Although this isn’t always true, research has shown that diverse workforces tend to outperform homogeneous workforces in terms of productivity (Oliveira & Scherbaum, 2015). This is because a homogeneous workforce may experience groupthink, in which everyone on the team has an implicit understanding; as a result, innovation, new ideas, and improvement may be stifled (Oliveria & Scherbaum 2015). As a result, organisations generally benefit from fostering diversity in their workforce. Singapore's public sector has recognised the importance of a diverse workforce and has actively sought to attract top international talent alongside local expertise in order to cultivate a varied workforce.
Recruitment is undoubtedly one of the most crucial aspects of the HR process. The term "GIGO" (garbage-in-garbage-out), commonly used in manufacturing, holds true in recruitment as well. The individuals who join a company and, more importantly, those who are hired have a significant impact on everything that follows. Finding and retaining the right employees is vital because the people who work for a company shape every aspect of it. No matter how well-designed the policies, strategic plans, or business opportunities are, success cannot be achieved without the right people in place - individuals who possess the appropriate HR skills for the tasks at hand. When the right people are in place, they can develop strategic plans, formulate and implement policies, and, if necessary, create or enter a successful sector. Hence, businesses must carefully select suitable candidates for vacant positions to unlock the full potential of their HR departments.

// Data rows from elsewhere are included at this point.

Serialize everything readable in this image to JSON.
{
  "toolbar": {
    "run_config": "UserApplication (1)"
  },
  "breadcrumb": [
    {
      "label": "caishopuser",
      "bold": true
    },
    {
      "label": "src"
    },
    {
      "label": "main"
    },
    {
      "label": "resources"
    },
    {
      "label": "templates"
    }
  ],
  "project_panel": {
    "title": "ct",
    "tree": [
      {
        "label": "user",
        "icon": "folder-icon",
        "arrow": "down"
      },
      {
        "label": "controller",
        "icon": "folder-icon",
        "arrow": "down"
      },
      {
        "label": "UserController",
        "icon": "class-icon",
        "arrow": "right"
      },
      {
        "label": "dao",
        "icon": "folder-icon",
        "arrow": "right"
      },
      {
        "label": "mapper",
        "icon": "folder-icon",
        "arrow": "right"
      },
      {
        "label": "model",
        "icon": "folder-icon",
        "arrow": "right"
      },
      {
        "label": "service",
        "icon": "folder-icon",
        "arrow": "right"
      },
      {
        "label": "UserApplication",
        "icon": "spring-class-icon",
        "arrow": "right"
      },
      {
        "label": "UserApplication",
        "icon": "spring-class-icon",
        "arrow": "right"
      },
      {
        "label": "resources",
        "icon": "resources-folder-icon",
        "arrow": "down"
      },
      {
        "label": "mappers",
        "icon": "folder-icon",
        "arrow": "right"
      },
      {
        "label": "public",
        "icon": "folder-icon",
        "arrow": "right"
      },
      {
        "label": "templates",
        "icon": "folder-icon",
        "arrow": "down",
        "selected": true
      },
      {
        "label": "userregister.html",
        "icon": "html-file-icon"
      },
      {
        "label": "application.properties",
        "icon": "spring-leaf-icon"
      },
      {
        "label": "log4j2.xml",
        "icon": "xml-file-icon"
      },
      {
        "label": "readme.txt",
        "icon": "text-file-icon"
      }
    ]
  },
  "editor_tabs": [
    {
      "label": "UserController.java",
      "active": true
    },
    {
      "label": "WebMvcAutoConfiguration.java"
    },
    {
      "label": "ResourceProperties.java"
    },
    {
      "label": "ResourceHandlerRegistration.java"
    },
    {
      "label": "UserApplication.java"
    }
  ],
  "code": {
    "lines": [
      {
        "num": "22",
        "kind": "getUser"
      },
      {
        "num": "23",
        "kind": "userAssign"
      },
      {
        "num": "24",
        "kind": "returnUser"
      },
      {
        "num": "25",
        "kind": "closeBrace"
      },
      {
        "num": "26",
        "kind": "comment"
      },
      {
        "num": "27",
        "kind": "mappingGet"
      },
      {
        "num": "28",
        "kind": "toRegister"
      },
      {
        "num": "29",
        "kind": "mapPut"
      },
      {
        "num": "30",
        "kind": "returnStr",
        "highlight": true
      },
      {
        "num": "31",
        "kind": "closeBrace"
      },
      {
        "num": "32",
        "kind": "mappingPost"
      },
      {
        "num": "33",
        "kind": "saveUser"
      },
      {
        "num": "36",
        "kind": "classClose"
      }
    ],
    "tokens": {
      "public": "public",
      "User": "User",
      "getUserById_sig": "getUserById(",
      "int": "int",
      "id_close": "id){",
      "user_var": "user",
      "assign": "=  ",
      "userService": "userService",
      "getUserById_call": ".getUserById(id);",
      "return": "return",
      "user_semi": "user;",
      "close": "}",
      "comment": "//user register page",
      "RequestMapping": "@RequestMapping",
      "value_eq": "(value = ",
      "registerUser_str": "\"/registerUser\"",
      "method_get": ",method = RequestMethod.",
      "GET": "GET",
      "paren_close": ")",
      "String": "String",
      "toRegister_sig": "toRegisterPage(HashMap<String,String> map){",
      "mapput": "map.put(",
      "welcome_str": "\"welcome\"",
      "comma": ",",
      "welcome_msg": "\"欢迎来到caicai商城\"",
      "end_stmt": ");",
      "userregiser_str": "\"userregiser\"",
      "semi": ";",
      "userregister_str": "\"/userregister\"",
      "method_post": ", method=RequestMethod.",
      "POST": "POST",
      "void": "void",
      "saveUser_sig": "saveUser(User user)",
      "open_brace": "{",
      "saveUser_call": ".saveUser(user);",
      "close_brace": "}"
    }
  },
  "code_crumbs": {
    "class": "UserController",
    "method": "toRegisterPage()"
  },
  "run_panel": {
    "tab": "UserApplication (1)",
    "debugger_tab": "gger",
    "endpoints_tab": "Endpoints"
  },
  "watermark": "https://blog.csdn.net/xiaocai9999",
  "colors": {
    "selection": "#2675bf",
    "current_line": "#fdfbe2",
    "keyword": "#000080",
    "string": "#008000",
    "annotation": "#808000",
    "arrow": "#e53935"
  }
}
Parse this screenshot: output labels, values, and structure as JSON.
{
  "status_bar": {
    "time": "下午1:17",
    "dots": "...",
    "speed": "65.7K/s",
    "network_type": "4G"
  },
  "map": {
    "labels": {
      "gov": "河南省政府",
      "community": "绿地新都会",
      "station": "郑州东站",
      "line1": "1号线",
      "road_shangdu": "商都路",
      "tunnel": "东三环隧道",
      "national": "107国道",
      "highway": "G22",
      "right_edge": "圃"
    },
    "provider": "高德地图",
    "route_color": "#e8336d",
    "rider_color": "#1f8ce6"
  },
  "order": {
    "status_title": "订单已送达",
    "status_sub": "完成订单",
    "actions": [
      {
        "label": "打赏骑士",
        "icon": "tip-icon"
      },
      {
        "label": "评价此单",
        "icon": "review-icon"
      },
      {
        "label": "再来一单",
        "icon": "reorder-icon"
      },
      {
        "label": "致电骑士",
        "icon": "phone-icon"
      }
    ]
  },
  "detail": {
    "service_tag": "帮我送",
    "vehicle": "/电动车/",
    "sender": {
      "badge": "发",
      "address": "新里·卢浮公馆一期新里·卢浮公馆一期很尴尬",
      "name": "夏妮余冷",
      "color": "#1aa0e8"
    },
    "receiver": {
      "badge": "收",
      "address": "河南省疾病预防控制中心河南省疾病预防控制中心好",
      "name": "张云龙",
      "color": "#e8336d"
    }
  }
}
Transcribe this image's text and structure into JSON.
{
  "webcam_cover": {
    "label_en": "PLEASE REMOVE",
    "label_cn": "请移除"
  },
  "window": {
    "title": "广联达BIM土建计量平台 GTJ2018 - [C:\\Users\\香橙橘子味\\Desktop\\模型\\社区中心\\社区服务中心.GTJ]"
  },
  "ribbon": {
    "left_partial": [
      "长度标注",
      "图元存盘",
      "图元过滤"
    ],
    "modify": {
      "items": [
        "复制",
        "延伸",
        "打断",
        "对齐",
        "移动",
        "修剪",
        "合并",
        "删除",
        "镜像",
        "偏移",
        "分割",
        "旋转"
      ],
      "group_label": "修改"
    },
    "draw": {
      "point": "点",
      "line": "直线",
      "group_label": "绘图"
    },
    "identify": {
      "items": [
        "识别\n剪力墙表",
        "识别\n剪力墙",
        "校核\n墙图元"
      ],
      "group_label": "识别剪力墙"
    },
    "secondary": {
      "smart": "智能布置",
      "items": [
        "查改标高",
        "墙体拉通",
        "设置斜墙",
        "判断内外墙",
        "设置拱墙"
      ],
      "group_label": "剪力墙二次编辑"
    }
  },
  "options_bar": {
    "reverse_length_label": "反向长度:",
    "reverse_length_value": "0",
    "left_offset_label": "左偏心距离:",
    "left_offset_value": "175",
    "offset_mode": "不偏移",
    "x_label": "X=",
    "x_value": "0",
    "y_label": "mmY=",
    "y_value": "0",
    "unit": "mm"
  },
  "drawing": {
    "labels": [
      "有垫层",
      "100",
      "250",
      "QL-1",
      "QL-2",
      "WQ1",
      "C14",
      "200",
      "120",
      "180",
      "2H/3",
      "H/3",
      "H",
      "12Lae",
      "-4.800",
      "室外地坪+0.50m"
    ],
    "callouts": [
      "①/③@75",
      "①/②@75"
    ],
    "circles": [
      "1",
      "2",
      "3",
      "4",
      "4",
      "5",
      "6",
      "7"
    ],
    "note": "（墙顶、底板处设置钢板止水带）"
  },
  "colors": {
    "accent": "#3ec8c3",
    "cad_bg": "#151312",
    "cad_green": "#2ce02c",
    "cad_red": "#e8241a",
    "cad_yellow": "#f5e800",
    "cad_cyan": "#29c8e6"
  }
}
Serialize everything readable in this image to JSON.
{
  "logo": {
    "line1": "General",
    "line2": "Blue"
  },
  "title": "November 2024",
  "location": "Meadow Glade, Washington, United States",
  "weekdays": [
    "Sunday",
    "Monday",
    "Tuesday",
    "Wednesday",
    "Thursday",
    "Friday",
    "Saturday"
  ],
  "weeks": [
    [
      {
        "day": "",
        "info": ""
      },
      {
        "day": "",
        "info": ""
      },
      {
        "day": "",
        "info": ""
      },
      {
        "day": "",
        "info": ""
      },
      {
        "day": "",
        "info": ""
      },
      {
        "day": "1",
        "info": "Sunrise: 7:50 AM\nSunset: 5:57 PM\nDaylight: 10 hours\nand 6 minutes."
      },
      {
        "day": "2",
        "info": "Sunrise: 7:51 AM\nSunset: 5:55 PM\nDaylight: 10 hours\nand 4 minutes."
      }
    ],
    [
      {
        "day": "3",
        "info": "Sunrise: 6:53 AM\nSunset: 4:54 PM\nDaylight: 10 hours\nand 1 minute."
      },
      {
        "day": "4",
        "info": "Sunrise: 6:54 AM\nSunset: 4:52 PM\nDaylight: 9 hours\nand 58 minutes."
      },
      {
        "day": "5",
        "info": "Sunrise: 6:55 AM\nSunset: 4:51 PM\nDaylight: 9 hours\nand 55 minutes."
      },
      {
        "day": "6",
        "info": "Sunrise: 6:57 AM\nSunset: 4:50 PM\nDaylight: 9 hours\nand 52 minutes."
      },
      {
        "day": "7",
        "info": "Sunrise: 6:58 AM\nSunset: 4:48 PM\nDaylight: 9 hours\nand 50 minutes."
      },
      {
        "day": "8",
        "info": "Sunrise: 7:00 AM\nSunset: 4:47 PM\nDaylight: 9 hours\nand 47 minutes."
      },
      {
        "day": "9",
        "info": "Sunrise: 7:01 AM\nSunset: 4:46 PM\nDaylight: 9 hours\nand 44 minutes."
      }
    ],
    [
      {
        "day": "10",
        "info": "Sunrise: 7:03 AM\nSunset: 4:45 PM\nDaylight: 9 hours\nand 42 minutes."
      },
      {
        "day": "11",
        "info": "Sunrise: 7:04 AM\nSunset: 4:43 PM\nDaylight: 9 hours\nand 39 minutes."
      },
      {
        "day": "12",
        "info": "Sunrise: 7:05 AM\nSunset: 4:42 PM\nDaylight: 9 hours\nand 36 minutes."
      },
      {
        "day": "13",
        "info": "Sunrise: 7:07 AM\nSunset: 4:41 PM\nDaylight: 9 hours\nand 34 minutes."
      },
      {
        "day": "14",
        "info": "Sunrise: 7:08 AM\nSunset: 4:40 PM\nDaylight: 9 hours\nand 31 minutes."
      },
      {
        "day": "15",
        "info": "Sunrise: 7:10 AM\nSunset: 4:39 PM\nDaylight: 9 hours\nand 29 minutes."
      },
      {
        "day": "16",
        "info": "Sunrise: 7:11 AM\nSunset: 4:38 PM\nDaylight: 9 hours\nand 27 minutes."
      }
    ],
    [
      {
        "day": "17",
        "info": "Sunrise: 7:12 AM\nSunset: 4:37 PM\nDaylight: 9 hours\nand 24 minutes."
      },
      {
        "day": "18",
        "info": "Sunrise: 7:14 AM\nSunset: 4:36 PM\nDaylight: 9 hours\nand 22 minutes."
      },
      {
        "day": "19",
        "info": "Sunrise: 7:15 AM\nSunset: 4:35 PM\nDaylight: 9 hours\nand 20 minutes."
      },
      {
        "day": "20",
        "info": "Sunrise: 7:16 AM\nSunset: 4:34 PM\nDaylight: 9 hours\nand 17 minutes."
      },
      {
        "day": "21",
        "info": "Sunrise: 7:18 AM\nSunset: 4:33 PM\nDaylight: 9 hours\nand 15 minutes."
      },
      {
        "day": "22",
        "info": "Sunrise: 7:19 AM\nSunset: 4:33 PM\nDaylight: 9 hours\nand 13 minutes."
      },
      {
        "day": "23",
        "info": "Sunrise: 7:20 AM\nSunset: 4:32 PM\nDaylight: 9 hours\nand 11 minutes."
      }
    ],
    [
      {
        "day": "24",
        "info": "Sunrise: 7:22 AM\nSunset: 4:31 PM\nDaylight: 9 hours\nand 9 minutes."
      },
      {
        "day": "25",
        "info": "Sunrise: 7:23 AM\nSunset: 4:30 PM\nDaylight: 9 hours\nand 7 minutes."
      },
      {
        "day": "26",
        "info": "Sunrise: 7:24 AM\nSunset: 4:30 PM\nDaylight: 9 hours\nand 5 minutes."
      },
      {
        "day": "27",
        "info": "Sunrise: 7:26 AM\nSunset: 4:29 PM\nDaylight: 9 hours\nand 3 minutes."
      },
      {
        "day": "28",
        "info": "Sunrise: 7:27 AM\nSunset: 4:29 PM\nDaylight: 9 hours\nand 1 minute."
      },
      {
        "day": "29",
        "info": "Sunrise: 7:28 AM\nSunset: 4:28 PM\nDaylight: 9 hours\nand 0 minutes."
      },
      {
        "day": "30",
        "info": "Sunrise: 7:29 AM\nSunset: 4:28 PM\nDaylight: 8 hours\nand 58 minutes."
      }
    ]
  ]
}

Recruitment strategies serve as the foundation of any thriving enterprise. It is crucial to have the right employees in the right roles at the right time. Successful governments utilise recruitment strategies to attract qualified and motivated individuals. The implementation of effective government policies can transform a nation's economy from weakness to strength. Countries in the Asia-Pacific region, such as China, South Korea, Vietnam, and Singapore, highlight the importance of a robust and well-functioning civil service. These countries have achieved this by carefully selecting the right individuals through a well-executed recruitment process, placing them in key positions within the public sector.
(Koirala is a PhD scholar. He can be reached for comments at [email protected])